If a company's constitutional documents (articles of association and shareholders agreement) do not sufficiently deal with what happens on the death of a director and/or shareholder, this can provide practical difficulties which may prevent the company from carrying on business as usual. Moreover, if the founder was a sole director and sole shareholder, this brings it's own complications about how the company can continue to be run immediately after death.

There are a number of questions you should be thinking about:

  • What happens if a sole or majority shareholder dies?

  • Does the personal estate planning you have undertaken to date align with the aims of the business? You may have left company shares in your Will to particular individuals but you should think about how this works with your company's articles of association and any shareholders agreement that you may have in place

  • Do the company's articles of association/or shareholders agreement contain pre-emption rights on the transfer of shares?

  • If you want your shares to be transferred to your business partner or a family member when you die, how will the transferee fund the purchase of your shares?

  • Do you have suitable life insurance in place (such as shareholder protection insurance) to facilitate the funding of the transfer of your shares on death?

  • If you do have insurance, does this align with the relevant provisions in the company's articles of association?

Building blocks of Succession Planning

The best planning often starts with a comprehensive understanding of the financial landscape for any family and business. A clear understanding of the family dynamics, aspirations, priorities and medium and long-term goals is also needed.

  • A succession plan

Shareholders Agreement and articles for the company/business - It is imperative for business to have shareholder's agreement and articles which set out how the business is run. These documents make it much easier to move forward in an orderly manner. The agreements can set out the intention for the shares, any pre-emption rights and options to purchase the shares.

Separate to the shareholders agreement, you should consider a plan for how you anticipate the company to continue including leadership and management. This is focussing on the practical aspects of running the business including those more emotional decisions. The starting point is often dialogue within the family and creating expectations and formalising plans can avoid conflicts post death and any costly legal challenges. Transparent conversations and the right structures and documents in place ensure that family businesses and the families that run them will have clarity and certainty for the future.

  • Insurance

Founders can make their companies the beneficiaries of life insurance policies. Shareholder protection policies can allows shareholders to exercise an option for cash to be available to buy the shares in the business. Additionally, key person insurance can help replace lost revenue if a founder passes away. The business would pay the premium during the key person's life and then be eligible to collect a benefit after they die. This payment may be essential to continuing business operations.

  • Wills

Any business owner or shareholder should also ensure that they have an up to date Will which stipulates what should happen to their shares on death. They should check that the Will is consistent with the company's articles of association so there is no conflict or confusion. Business Property Relief trusts are a widely used estate planning tool to protect and preserve wealth and those should be considered when preparing the Will.
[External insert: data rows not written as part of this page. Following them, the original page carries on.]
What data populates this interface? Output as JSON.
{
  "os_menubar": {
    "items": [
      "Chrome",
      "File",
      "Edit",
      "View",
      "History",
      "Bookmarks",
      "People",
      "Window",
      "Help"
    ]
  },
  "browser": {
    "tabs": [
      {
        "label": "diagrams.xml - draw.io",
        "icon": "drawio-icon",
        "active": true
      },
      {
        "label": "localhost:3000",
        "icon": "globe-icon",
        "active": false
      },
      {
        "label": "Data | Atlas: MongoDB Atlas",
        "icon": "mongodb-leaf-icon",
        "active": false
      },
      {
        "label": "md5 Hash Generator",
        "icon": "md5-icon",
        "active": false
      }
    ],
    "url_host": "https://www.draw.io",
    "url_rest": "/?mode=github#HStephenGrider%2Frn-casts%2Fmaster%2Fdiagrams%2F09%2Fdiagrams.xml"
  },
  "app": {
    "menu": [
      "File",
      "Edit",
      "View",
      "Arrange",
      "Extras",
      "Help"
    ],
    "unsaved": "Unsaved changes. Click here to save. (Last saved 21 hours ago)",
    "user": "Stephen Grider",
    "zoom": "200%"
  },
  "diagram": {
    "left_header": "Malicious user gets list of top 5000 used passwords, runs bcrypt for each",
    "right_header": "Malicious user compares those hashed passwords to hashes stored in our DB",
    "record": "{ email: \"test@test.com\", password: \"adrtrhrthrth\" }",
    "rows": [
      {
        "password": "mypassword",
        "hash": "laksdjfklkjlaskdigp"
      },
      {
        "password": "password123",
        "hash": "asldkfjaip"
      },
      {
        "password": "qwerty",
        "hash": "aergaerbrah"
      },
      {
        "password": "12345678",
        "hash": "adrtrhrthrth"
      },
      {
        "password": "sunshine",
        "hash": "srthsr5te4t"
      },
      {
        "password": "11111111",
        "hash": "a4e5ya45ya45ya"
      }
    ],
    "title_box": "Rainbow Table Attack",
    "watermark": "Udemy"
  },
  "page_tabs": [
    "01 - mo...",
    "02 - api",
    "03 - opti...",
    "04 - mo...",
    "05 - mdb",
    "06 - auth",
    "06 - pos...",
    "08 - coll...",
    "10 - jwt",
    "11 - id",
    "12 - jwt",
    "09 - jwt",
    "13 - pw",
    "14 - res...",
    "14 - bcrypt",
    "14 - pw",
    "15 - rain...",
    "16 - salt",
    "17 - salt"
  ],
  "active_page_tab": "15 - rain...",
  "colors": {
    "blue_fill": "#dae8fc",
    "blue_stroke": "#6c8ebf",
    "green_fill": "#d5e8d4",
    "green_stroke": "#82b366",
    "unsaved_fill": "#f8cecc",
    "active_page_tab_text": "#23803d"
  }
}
A founder's unexpected death will almost certainly have negative consequences for a company. However, if the business establishes a succession plan and takes other prudent steps, it can cushion the impact. The future of a family business hinges on effective succession planning. Once a plan is in place, it then needs to be reviewed regularly particularly at important life events.